By Centre Contributor
We are always on the lookout for exciting new innovations in retailing, particularly those converging with the latest technological advances to re-invent the traditional rules of retail.
Fast food drone deliveries appear to be one of the next frontiers, with Mexican food franchise Guzman y Gomez recently launching a major drone delivery trial in rural NSW.
While pizza chain Domino’s has been experimenting with drone deliveries in New Zealand, the Guzman y Gomez initiative is believed to be one of the largest scale commercial drone delivery trials to be undertaken in Australia.
In an effort to start delivering burritos to customers via drones, Guzman Y Gomez has partnered with Google parent company Alphabet on a landmark trial named Project Wing.
Project Wing will focus on the rural town of Royalla on the border of New South Wales and the ACT. A select group of testers can download the test app to order and pay for burritos that will then be delivered via drone to their homes.
“In the same way delivery by car has changed the way we eat, we hope that drone delivery may be the next evolution of food delivery,” Guzman Y Gomez said in announcing the trial.
The company said a lot of planning work has gone into getting the Project Wing trial up and running, including working closely with Local and State Governments and the Civil Aviation Safety Authority. A special package was also designed by Project Wing’s engineers to ensure the burritos are kept hot and fresh and stable and secure during the drone delivery.

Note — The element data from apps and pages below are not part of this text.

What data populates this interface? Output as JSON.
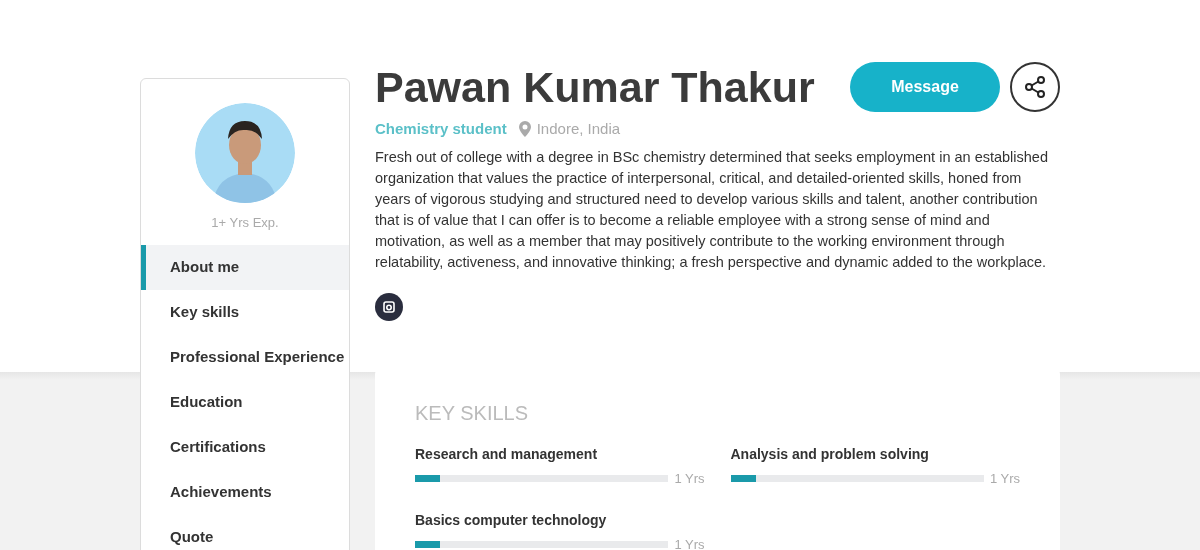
{
  "sidebar": {
    "experience": "1+ Yrs Exp.",
    "items": [
      {
        "label": "About me",
        "selected": true
      },
      {
        "label": "Key skills",
        "selected": false
      },
      {
        "label": "Professional Experience",
        "selected": false
      },
      {
        "label": "Education",
        "selected": false
      },
      {
        "label": "Certifications",
        "selected": false
      },
      {
        "label": "Achievements",
        "selected": false
      },
      {
        "label": "Quote",
        "selected": false
      }
    ]
  },
  "profile": {
    "name": "Pawan Kumar Thakur",
    "title": "Chemistry student",
    "location": "Indore, India",
    "message_button": "Message",
    "about": "Fresh out of college with a degree in BSc chemistry determined that seeks employment in an established organization that values the practice of interpersonal, critical, and detailed-oriented skills, honed from years of vigorous studying and structured need to develop various skills and talent, another contribution that is of value that I can offer is to become a reliable employee with a strong sense of mind and motivation, as well as a member that may positively contribute to the working environment through relatability, activeness, and innovative thinking; a fresh perspective and dynamic added to the workplace."
  },
  "key_skills": {
    "heading": "KEY SKILLS",
    "skills": [
      {
        "name": "Research and management",
        "level": 0.1,
        "reading": "1 Yrs"
      },
      {
        "name": "Analysis and problem solving",
        "level": 0.1,
        "reading": "1 Yrs"
      },
      {
        "name": "Basics computer technology",
        "level": 0.1,
        "reading": "1 Yrs"
      }
    ]
  }
}
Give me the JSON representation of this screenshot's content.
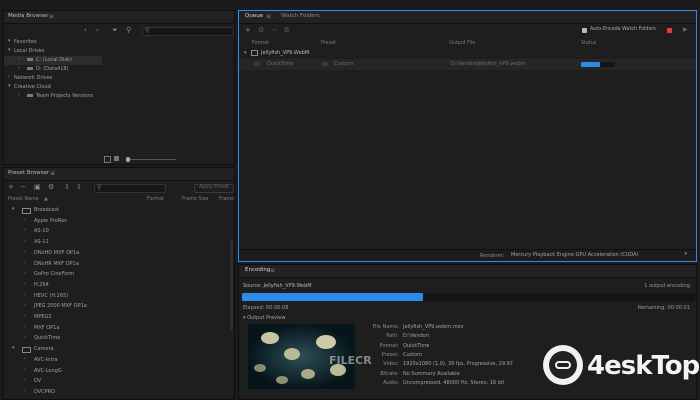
{
  "media_browser": {
    "title": "Media Browser",
    "tree": [
      "Favorites",
      "Local Drives",
      "C: (Local Disk)",
      "D: (Data418)",
      "Network Drives",
      "Creative Cloud",
      "Team Projects Versions"
    ]
  },
  "preset_browser": {
    "title": "Preset Browser",
    "columns": [
      "Preset Name",
      "Format",
      "Frame Size",
      "Frame"
    ],
    "apply_label": "Apply Preset",
    "items": [
      {
        "label": "Broadcast",
        "level": 0,
        "open": true
      },
      {
        "label": "Apple ProRes",
        "level": 1
      },
      {
        "label": "AS-10",
        "level": 1
      },
      {
        "label": "AS-11",
        "level": 1
      },
      {
        "label": "DNxHD MXF OP1a",
        "level": 1
      },
      {
        "label": "DNxHR MXF OP1a",
        "level": 1
      },
      {
        "label": "GoPro CineForm",
        "level": 1
      },
      {
        "label": "H.264",
        "level": 1
      },
      {
        "label": "HEVC (H.265)",
        "level": 1
      },
      {
        "label": "JPEG 2000 MXF OP1a",
        "level": 1
      },
      {
        "label": "MPEG2",
        "level": 1
      },
      {
        "label": "MXF OP1a",
        "level": 1
      },
      {
        "label": "QuickTime",
        "level": 1
      },
      {
        "label": "Camera",
        "level": 0,
        "open": true
      },
      {
        "label": "AVC-Intra",
        "level": 1
      },
      {
        "label": "AVC-LongG",
        "level": 1
      },
      {
        "label": "DV",
        "level": 1
      },
      {
        "label": "DVCPRO",
        "level": 1
      }
    ]
  },
  "queue": {
    "tabs": [
      "Queue",
      "Watch Folders"
    ],
    "auto_encode_label": "Auto-Encode Watch Folders",
    "columns": [
      "Format",
      "Preset",
      "Output File",
      "Status"
    ],
    "group_label": "Jellyfish_VP9.WebM",
    "job": {
      "format": "QuickTime",
      "preset": "Custom",
      "output": "D:\\Vendor\\Jellyfish_VP9.webm",
      "progress": 0.55
    },
    "renderer_label": "Renderer:",
    "renderer_value": "Mercury Playback Engine GPU Acceleration (CUDA)"
  },
  "encoding": {
    "title": "Encoding",
    "source": "Source: Jellyfish_VP9.WebM",
    "outputs": "1 output encoding",
    "elapsed": "Elapsed: 00:00:08",
    "remaining": "Remaining: 00:00:01",
    "progress": 0.4,
    "output_preview": "Output Preview",
    "meta": [
      {
        "k": "File Name:",
        "v": "Jellyfish_VP9.webm.mov"
      },
      {
        "k": "Path:",
        "v": "D:\\Vendor\\"
      },
      {
        "k": "Format:",
        "v": "QuickTime"
      },
      {
        "k": "Preset:",
        "v": "Custom"
      },
      {
        "k": "Video:",
        "v": "1920x1080 (1.0), 30 fps, Progressive, 29.97"
      },
      {
        "k": "Bitrate:",
        "v": "No Summary Available"
      },
      {
        "k": "Audio:",
        "v": "Uncompressed, 48000 Hz, Stereo, 16 bit"
      }
    ]
  },
  "watermark": {
    "brand": "4eskTop",
    "site": "FILECR"
  },
  "colors": {
    "accent": "#2d8ceb",
    "record": "#e23b3b"
  }
}
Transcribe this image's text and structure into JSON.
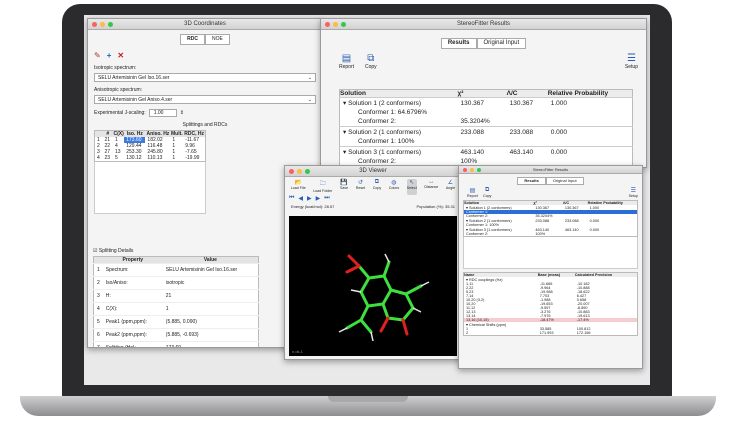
{
  "rdc_window": {
    "title": "3D Coordinates",
    "tabs": [
      "RDC",
      "NOE"
    ],
    "isotropic_label": "Isotropic spectrum:",
    "isotropic_value": "SELU Artemisinin Gel Iso.16.ser",
    "anisotropic_label": "Anisotropic spectrum:",
    "anisotropic_value": "SELU Artemisinin Gel Aniso.4.ser",
    "jscaling_label": "Experimental J-scaling:",
    "jscaling_value": "1.00",
    "splittings_title": "Splittings and RDCs",
    "columns": [
      "#",
      "C(X)",
      "Iso. Hz",
      "Aniso. Hz",
      "Mult.",
      "RDC, Hz"
    ],
    "rows": [
      [
        "1",
        "21",
        "1",
        "173.60",
        "182.02",
        "1",
        "-11.67"
      ],
      [
        "2",
        "22",
        "4",
        "129.44",
        "116.48",
        "1",
        "9.96"
      ],
      [
        "3",
        "27",
        "13",
        "253.30",
        "245.80",
        "1",
        "-7.65"
      ],
      [
        "4",
        "23",
        "5",
        "130.12",
        "110.13",
        "1",
        "-19.99"
      ]
    ],
    "details_title": "Splitting Details",
    "details_columns": [
      "Property",
      "Value"
    ],
    "details": [
      [
        "1",
        "Spectrum:",
        "SELU Artemisinin Gel Iso.16.ser"
      ],
      [
        "2",
        "Iso/Aniso:",
        "isotropic"
      ],
      [
        "3",
        "H:",
        "21"
      ],
      [
        "4",
        "C(X):",
        "1"
      ],
      [
        "5",
        "Peak1 (ppm,ppm):",
        "(5.885, 0.090)"
      ],
      [
        "6",
        "Peak2 (ppm,ppm):",
        "(5.885, -0.693)"
      ],
      [
        "7",
        "Splitting (Hz):",
        "173.60"
      ]
    ]
  },
  "results_window": {
    "title": "StereoFitter Results",
    "tabs": [
      "Results",
      "Original Input"
    ],
    "buttons": [
      "Report",
      "Copy",
      "Setup"
    ],
    "columns": [
      "Solution",
      "χ²",
      "Λ/C",
      "Relative Probability"
    ],
    "rows": [
      {
        "label": "Solution 1 (2 conformers)",
        "c1": "130.367",
        "c2": "130.367",
        "c3": "1.000",
        "group": true
      },
      {
        "label": "Conformer 1: 64.6796%",
        "c1": "",
        "c2": "",
        "c3": "",
        "group": false
      },
      {
        "label": "Conformer 2:",
        "c1": "35.3204%",
        "c2": "",
        "c3": "",
        "group": false
      },
      {
        "label": "Solution 2 (1 conformers)",
        "c1": "233.088",
        "c2": "233.088",
        "c3": "0.000",
        "group": true
      },
      {
        "label": "Conformer 1: 100%",
        "c1": "",
        "c2": "",
        "c3": "",
        "group": false
      },
      {
        "label": "Solution 3 (1 conformers)",
        "c1": "463.140",
        "c2": "463.140",
        "c3": "0.000",
        "group": true
      },
      {
        "label": "Conformer 2:",
        "c1": "100%",
        "c2": "",
        "c3": "",
        "group": false
      }
    ]
  },
  "viewer_window": {
    "title": "3D Viewer",
    "tools": [
      "Load File",
      "Load Folder",
      "Save",
      "Reset",
      "Copy",
      "Colors",
      "Select",
      "Distance",
      "Angle"
    ],
    "energy_label": "Energy (kcal/mol):",
    "energy_value": "28.57",
    "population_label": "Population (%):",
    "population_value": "35.31",
    "corner": "n.ds.1"
  },
  "results_small": {
    "title": "StereoFitter Results",
    "tabs": [
      "Results",
      "Original Input"
    ],
    "buttons": [
      "Report",
      "Copy",
      "Setup"
    ],
    "columns": [
      "Solution",
      "χ²",
      "Λ/C",
      "Relative Probability"
    ],
    "rows": [
      [
        "▾ Solution 1 (2 conformers)",
        "130.367",
        "130.367",
        "1.000"
      ],
      [
        "Conformer 1:",
        "",
        "",
        ""
      ],
      [
        "Conformer 2:",
        "35.3204%",
        "",
        ""
      ],
      [
        "▾ Solution 2 (1 conformers)",
        "233.088",
        "233.088",
        "0.000"
      ],
      [
        "Conformer 1: 100%",
        "",
        "",
        ""
      ],
      [
        "▾ Solution 3 (1 conformers)",
        "463.140",
        "463.140",
        "0.000"
      ],
      [
        "Conformer 2:",
        "100%",
        "",
        ""
      ]
    ],
    "bottom_columns": [
      "Name",
      "Base (meas)",
      "Calculated Precision"
    ],
    "bottom_rows": [
      [
        "▾ RDC couplings (Hz)",
        "",
        ""
      ],
      [
        "1,11",
        "-11.666",
        "-10.182"
      ],
      [
        "2,22",
        "-9.964",
        "-10.888"
      ],
      [
        "5,23",
        "-19.988",
        "-18.622"
      ],
      [
        "7,14",
        "7.703",
        "6.427"
      ],
      [
        "10,20 (3,2)",
        "-1.988",
        "0.658"
      ],
      [
        "10,20",
        "-19.653",
        "-20.007"
      ],
      [
        "11,12",
        "-9.597",
        "-8.890"
      ],
      [
        "12,13",
        "-3.276",
        "-10.883"
      ],
      [
        "13,14",
        "-7.976",
        "-19.613"
      ],
      [
        "13,16 (10,15)",
        "-18.47%",
        "-17.4%"
      ],
      [
        "▾ Chemical Shifts (ppm)",
        "",
        ""
      ],
      [
        "1",
        "33.585",
        "100.812"
      ],
      [
        "2",
        "171.993",
        "172.156"
      ]
    ]
  }
}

Guzman Y Gomez staff members have been trained on how the drone technology works, how orders are received, how to bring the drone to a landing pad at the custom made trial kitchen and then send it off to homes.
The drones travel at speeds of up to 120km per hour, can carry a 1kg load and deliver up to 10km away for the take-off location.
After numerous test flights, the first paid commercial delivery of Guzman Y Gomez burritos have been delivered to Royalla residents and will continue for at least a few more months.
So where does it all go from here? Guzman Y Gomez said it is still in test mode but the ground-breaking project is an exciting development for the future of food delivery. “We are committed to re-inventing fast food for the 21st century,” said CEO Steven Marks.
Given the rapid technological advances and trial testing now underway, coupled with consumers’ ever growing appetite for convenience and desire for products to come directly to them, it seems the sky really could be the limit for the future of retail drone deliveries sooner than we may think.